    The joint booth of the IVAM Microtechnology Network in hall c was again branded as “Micro Nanotech“ area. IVAM

    MD&M West in Anaheim is considered to be the world's largest trade fair for design and manufacturing in medical technology. Most of the 20,000 visitors are developers and decision makers from the manufacturing industry of medical technology. The joint booth of the IVAM Microtechnology Network in hall c was again branded as “Micro Nanotech“ area and bundled the high-tech component manufacturers for the supply market. All 13 international exhibitors at the joint booth were highly satisfied with the course of the show and with the quality of the contacts they made. Many exhibitors booked their booth for the upcoming year directly on-site so that two thirds of the booths for 2018 are already occupied. The IVAM Microtechnology Network will therefore enlarge the "Micro Nanotech" area for 2018 and offer additional space.

  • Ultrasound scalpel destroys liver tumors

    Doctors wish to use focused ultrasound to treat tumors in moving organs, such as the liver, shown here. Fraunhofer MEVIS

    Focused ultrasound can effectively destroy tumor cells. Until now, this method has only been used for organs such as the prostate and uterus. At the European Congress of Radiology, Fraunhofer researchers will present a method, developed as part of the TRANS-FUSIMO EU project, that enables focused ultrasound treatment of the liver, an organ that moves while breathing. In the future, this could enable treatment of certain liver tumors in a more gentle way.

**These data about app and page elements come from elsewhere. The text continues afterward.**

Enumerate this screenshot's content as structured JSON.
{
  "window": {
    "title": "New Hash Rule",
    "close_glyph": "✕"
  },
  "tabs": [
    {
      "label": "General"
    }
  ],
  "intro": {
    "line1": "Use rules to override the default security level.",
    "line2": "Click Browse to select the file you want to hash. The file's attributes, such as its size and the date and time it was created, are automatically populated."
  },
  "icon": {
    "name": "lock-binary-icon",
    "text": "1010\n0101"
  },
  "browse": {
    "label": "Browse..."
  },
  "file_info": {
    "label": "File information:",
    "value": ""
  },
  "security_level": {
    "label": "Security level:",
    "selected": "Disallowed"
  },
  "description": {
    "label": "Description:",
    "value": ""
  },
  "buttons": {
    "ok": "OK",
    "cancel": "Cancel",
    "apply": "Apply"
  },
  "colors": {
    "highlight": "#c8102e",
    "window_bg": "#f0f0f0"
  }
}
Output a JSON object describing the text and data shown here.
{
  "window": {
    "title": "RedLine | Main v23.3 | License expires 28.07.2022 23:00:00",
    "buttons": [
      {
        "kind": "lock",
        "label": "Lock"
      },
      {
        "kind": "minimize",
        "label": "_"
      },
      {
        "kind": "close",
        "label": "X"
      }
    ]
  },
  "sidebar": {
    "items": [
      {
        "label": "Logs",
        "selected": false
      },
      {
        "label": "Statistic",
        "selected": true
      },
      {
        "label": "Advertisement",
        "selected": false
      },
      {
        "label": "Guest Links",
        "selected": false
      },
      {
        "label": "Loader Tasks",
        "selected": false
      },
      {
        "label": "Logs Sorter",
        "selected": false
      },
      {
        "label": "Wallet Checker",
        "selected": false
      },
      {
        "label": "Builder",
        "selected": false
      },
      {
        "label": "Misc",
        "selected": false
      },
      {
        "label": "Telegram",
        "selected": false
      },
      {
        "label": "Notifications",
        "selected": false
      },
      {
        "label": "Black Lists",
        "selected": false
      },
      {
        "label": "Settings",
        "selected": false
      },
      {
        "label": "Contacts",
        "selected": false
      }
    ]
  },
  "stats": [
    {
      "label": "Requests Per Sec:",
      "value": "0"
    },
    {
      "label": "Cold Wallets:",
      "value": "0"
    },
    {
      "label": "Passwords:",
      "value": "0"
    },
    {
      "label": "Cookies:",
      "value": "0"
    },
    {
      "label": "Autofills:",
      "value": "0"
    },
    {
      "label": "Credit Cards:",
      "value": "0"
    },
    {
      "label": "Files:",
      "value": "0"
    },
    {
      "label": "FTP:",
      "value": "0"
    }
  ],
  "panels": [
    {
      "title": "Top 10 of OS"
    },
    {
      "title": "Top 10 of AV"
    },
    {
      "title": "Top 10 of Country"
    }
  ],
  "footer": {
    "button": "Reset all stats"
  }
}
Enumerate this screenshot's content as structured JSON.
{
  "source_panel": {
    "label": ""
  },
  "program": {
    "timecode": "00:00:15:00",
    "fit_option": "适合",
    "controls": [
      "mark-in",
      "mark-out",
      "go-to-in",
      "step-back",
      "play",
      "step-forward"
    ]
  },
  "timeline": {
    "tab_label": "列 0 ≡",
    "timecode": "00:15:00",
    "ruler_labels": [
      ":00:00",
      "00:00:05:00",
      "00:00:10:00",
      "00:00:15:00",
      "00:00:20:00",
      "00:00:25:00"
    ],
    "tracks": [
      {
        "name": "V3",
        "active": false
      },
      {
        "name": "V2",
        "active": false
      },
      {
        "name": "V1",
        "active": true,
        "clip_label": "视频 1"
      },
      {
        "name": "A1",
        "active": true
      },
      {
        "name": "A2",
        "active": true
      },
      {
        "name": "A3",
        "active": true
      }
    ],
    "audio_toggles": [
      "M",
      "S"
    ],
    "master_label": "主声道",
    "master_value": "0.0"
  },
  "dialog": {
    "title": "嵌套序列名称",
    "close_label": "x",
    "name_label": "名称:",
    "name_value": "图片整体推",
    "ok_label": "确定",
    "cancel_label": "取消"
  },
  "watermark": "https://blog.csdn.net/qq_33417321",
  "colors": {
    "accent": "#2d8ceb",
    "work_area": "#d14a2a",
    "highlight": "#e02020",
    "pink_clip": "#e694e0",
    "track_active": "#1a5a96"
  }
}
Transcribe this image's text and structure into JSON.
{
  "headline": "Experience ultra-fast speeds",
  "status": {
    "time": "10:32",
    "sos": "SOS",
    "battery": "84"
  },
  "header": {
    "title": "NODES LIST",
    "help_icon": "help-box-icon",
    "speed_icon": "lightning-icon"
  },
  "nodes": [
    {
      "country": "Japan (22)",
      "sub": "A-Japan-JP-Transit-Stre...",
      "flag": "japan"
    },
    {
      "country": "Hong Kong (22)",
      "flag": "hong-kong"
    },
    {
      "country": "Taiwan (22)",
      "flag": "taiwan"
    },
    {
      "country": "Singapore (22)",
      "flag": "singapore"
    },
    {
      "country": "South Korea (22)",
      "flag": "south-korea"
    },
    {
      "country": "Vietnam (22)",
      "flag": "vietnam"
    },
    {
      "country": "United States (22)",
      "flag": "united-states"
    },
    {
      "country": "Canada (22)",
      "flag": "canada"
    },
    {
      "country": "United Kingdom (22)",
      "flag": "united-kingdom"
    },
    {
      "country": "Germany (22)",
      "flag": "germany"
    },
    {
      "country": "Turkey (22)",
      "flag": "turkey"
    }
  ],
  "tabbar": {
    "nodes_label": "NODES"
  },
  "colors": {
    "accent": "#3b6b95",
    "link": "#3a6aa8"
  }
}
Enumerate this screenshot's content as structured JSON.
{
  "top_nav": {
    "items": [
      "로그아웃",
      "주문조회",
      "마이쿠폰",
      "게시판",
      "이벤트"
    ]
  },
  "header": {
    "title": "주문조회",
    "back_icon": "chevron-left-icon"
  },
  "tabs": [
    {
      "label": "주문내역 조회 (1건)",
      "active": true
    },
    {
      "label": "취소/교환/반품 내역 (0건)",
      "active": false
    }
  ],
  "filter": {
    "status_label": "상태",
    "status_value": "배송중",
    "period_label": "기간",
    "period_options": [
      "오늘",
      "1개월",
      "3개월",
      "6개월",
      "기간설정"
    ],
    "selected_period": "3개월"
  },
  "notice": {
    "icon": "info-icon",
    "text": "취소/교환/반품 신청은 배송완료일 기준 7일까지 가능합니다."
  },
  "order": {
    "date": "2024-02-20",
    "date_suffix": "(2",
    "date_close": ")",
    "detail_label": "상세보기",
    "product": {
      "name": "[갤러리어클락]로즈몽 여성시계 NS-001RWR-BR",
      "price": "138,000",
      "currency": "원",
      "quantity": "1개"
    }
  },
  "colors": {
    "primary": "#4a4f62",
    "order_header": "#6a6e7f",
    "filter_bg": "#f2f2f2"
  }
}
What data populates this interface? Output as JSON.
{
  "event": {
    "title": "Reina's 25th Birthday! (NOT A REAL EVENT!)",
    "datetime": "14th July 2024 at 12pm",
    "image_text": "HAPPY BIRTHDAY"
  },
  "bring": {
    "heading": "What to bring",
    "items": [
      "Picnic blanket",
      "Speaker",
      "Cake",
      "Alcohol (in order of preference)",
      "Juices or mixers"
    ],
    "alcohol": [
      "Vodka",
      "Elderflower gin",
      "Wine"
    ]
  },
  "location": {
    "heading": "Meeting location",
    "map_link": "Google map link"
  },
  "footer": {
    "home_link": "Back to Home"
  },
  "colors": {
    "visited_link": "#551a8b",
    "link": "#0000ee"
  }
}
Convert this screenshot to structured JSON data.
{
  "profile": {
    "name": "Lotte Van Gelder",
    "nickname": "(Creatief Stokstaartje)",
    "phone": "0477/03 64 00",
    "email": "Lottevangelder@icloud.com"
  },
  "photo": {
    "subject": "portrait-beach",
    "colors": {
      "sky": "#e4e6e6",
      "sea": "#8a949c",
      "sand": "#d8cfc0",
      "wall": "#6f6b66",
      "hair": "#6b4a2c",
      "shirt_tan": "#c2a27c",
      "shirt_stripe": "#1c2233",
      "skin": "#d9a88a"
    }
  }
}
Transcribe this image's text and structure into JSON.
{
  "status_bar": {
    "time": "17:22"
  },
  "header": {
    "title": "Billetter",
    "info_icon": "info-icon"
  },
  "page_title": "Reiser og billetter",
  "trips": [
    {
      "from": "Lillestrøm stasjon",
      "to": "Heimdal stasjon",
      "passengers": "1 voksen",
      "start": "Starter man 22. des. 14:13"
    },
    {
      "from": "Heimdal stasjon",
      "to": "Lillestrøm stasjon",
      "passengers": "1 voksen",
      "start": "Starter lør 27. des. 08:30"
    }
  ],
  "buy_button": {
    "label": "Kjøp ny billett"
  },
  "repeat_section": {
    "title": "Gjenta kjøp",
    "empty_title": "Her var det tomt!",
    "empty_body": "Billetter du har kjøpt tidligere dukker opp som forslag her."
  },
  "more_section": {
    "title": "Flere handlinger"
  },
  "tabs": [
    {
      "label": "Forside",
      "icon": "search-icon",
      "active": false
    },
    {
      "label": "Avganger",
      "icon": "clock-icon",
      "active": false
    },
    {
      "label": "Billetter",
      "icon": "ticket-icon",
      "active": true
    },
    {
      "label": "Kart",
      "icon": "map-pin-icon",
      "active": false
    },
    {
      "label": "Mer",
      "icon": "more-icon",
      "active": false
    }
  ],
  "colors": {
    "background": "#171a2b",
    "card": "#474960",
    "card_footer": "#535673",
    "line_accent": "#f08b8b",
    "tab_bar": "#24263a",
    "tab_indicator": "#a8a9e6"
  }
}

    Ultrasound has long served as a diagnostic method. Its application as a form of therapy treatment, however, is relatively new. In this process, ultrasound waves are highly concentrated to destroy diseased tissue, tumor cells in particular, and render them harmless. Focused ultrasound benefits patients in several ways. The therapy is completely non-invasive and can be performed without anesthesia, and there are no operation wounds.